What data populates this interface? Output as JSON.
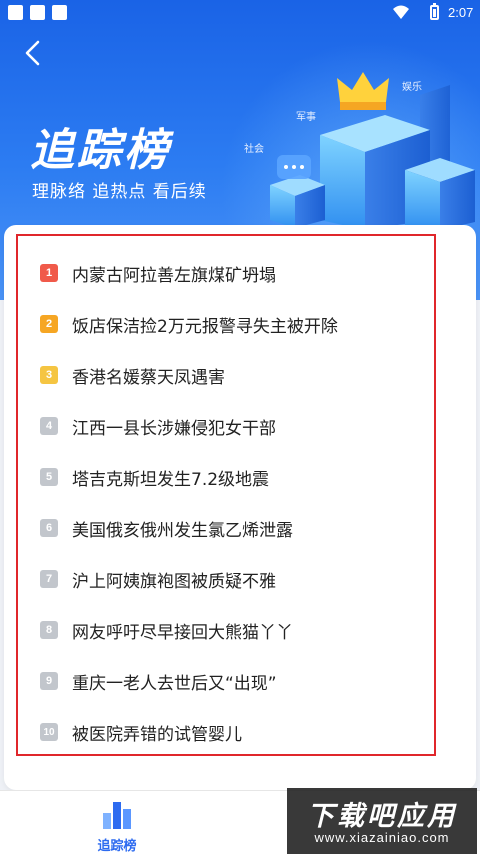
{
  "status_bar": {
    "time": "2:07"
  },
  "header": {
    "title": "追踪榜",
    "subtitle": "理脉络 追热点 看后续",
    "tags": [
      "娱乐",
      "军事",
      "社会"
    ]
  },
  "colors": {
    "brand": "#2c7cf2",
    "rank_1": "#f05a4a",
    "rank_2": "#f6a623",
    "rank_3": "#f5c542",
    "rank_other": "#c2c6cc",
    "highlight": "#e0262b"
  },
  "list": {
    "items": [
      {
        "rank": "1",
        "title": "内蒙古阿拉善左旗煤矿坍塌"
      },
      {
        "rank": "2",
        "title": "饭店保洁捡2万元报警寻失主被开除"
      },
      {
        "rank": "3",
        "title": "香港名媛蔡天凤遇害"
      },
      {
        "rank": "4",
        "title": "江西一县长涉嫌侵犯女干部"
      },
      {
        "rank": "5",
        "title": "塔吉克斯坦发生7.2级地震"
      },
      {
        "rank": "6",
        "title": "美国俄亥俄州发生氯乙烯泄露"
      },
      {
        "rank": "7",
        "title": "沪上阿姨旗袍图被质疑不雅"
      },
      {
        "rank": "8",
        "title": "网友呼吁尽早接回大熊猫丫丫"
      },
      {
        "rank": "9",
        "title": "重庆一老人去世后又“出现”"
      },
      {
        "rank": "10",
        "title": "被医院弄错的试管婴儿"
      }
    ]
  },
  "tabbar": {
    "tab_label": "追踪榜"
  },
  "watermark": {
    "line1": "下载吧应用",
    "line2": "www.xiazainiao.com"
  }
}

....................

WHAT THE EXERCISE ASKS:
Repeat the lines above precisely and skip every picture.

RESPONSE BELOW:
What data populates this interface? Output as JSON.
{
  "status_bar": {
    "time": "2:07"
  },
  "header": {
    "title": "追踪榜",
    "subtitle": "理脉络 追热点 看后续",
    "tags": [
      "娱乐",
      "军事",
      "社会"
    ]
  },
  "colors": {
    "brand": "#2c7cf2",
    "rank_1": "#f05a4a",
    "rank_2": "#f6a623",
    "rank_3": "#f5c542",
    "rank_other": "#c2c6cc",
    "highlight": "#e0262b"
  },
  "list": {
    "items": [
      {
        "rank": "1",
        "title": "内蒙古阿拉善左旗煤矿坍塌"
      },
      {
        "rank": "2",
        "title": "饭店保洁捡2万元报警寻失主被开除"
      },
      {
        "rank": "3",
        "title": "香港名媛蔡天凤遇害"
      },
      {
        "rank": "4",
        "title": "江西一县长涉嫌侵犯女干部"
      },
      {
        "rank": "5",
        "title": "塔吉克斯坦发生7.2级地震"
      },
      {
        "rank": "6",
        "title": "美国俄亥俄州发生氯乙烯泄露"
      },
      {
        "rank": "7",
        "title": "沪上阿姨旗袍图被质疑不雅"
      },
      {
        "rank": "8",
        "title": "网友呼吁尽早接回大熊猫丫丫"
      },
      {
        "rank": "9",
        "title": "重庆一老人去世后又“出现”"
      },
      {
        "rank": "10",
        "title": "被医院弄错的试管婴儿"
      }
    ]
  },
  "tabbar": {
    "tab_label": "追踪榜"
  },
  "watermark": {
    "line1": "下载吧应用",
    "line2": "www.xiazainiao.com"
  }
}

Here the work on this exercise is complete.